INFORMATION GIVEN
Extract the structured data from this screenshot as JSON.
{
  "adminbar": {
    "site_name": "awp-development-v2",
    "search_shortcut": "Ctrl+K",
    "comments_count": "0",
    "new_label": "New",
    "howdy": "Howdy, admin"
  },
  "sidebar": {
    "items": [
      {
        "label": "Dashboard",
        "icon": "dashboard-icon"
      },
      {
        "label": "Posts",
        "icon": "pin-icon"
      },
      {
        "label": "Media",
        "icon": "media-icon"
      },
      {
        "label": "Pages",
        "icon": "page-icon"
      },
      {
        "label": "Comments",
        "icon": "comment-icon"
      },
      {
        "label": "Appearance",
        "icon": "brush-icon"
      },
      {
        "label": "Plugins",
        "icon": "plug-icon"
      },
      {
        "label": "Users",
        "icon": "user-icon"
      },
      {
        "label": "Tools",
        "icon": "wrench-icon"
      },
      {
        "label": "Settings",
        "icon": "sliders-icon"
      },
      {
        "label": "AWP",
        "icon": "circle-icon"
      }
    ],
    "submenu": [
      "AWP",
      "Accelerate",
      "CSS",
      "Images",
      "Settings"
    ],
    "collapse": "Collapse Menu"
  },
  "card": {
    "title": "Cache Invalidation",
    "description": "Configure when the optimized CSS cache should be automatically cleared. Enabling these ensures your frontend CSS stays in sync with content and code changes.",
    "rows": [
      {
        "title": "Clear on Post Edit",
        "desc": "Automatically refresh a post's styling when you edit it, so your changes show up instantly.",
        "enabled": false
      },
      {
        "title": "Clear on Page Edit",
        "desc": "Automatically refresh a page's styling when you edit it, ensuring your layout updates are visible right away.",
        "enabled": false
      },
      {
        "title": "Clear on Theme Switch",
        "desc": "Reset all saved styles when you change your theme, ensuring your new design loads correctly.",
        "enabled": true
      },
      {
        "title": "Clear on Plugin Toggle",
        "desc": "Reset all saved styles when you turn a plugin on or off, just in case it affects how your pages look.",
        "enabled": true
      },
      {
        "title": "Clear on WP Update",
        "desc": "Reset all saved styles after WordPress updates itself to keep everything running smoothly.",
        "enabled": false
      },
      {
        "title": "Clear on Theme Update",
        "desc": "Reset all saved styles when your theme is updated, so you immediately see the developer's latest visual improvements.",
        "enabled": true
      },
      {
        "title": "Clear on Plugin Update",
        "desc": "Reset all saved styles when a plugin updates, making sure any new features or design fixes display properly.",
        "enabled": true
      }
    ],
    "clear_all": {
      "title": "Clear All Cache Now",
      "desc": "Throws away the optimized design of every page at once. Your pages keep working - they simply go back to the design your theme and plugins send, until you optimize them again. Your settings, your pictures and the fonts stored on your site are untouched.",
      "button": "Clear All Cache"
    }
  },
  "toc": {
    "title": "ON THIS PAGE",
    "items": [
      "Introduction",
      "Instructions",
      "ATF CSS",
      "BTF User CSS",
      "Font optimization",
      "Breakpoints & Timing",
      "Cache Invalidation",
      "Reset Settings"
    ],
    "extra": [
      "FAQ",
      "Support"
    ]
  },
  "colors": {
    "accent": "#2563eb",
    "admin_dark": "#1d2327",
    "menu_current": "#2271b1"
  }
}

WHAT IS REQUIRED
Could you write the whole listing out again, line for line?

OUTPUT FOR THIS TASK
Extract the structured data from this screenshot as JSON.
{
  "adminbar": {
    "site_name": "awp-development-v2",
    "search_shortcut": "Ctrl+K",
    "comments_count": "0",
    "new_label": "New",
    "howdy": "Howdy, admin"
  },
  "sidebar": {
    "items": [
      {
        "label": "Dashboard",
        "icon": "dashboard-icon"
      },
      {
        "label": "Posts",
        "icon": "pin-icon"
      },
      {
        "label": "Media",
        "icon": "media-icon"
      },
      {
        "label": "Pages",
        "icon": "page-icon"
      },
      {
        "label": "Comments",
        "icon": "comment-icon"
      },
      {
        "label": "Appearance",
        "icon": "brush-icon"
      },
      {
        "label": "Plugins",
        "icon": "plug-icon"
      },
      {
        "label": "Users",
        "icon": "user-icon"
      },
      {
        "label": "Tools",
        "icon": "wrench-icon"
      },
      {
        "label": "Settings",
        "icon": "sliders-icon"
      },
      {
        "label": "AWP",
        "icon": "circle-icon"
      }
    ],
    "submenu": [
      "AWP",
      "Accelerate",
      "CSS",
      "Images",
      "Settings"
    ],
    "collapse": "Collapse Menu"
  },
  "card": {
    "title": "Cache Invalidation",
    "description": "Configure when the optimized CSS cache should be automatically cleared. Enabling these ensures your frontend CSS stays in sync with content and code changes.",
    "rows": [
      {
        "title": "Clear on Post Edit",
        "desc": "Automatically refresh a post's styling when you edit it, so your changes show up instantly.",
        "enabled": false
      },
      {
        "title": "Clear on Page Edit",
        "desc": "Automatically refresh a page's styling when you edit it, ensuring your layout updates are visible right away.",
        "enabled": false
      },
      {
        "title": "Clear on Theme Switch",
        "desc": "Reset all saved styles when you change your theme, ensuring your new design loads correctly.",
        "enabled": true
      },
      {
        "title": "Clear on Plugin Toggle",
        "desc": "Reset all saved styles when you turn a plugin on or off, just in case it affects how your pages look.",
        "enabled": true
      },
      {
        "title": "Clear on WP Update",
        "desc": "Reset all saved styles after WordPress updates itself to keep everything running smoothly.",
        "enabled": false
      },
      {
        "title": "Clear on Theme Update",
        "desc": "Reset all saved styles when your theme is updated, so you immediately see the developer's latest visual improvements.",
        "enabled": true
      },
      {
        "title": "Clear on Plugin Update",
        "desc": "Reset all saved styles when a plugin updates, making sure any new features or design fixes display properly.",
        "enabled": true
      }
    ],
    "clear_all": {
      "title": "Clear All Cache Now",
      "desc": "Throws away the optimized design of every page at once. Your pages keep working - they simply go back to the design your theme and plugins send, until you optimize them again. Your settings, your pictures and the fonts stored on your site are untouched.",
      "button": "Clear All Cache"
    }
  },
  "toc": {
    "title": "ON THIS PAGE",
    "items": [
      "Introduction",
      "Instructions",
      "ATF CSS",
      "BTF User CSS",
      "Font optimization",
      "Breakpoints & Timing",
      "Cache Invalidation",
      "Reset Settings"
    ],
    "extra": [
      "FAQ",
      "Support"
    ]
  },
  "colors": {
    "accent": "#2563eb",
    "admin_dark": "#1d2327",
    "menu_current": "#2271b1"
  }
}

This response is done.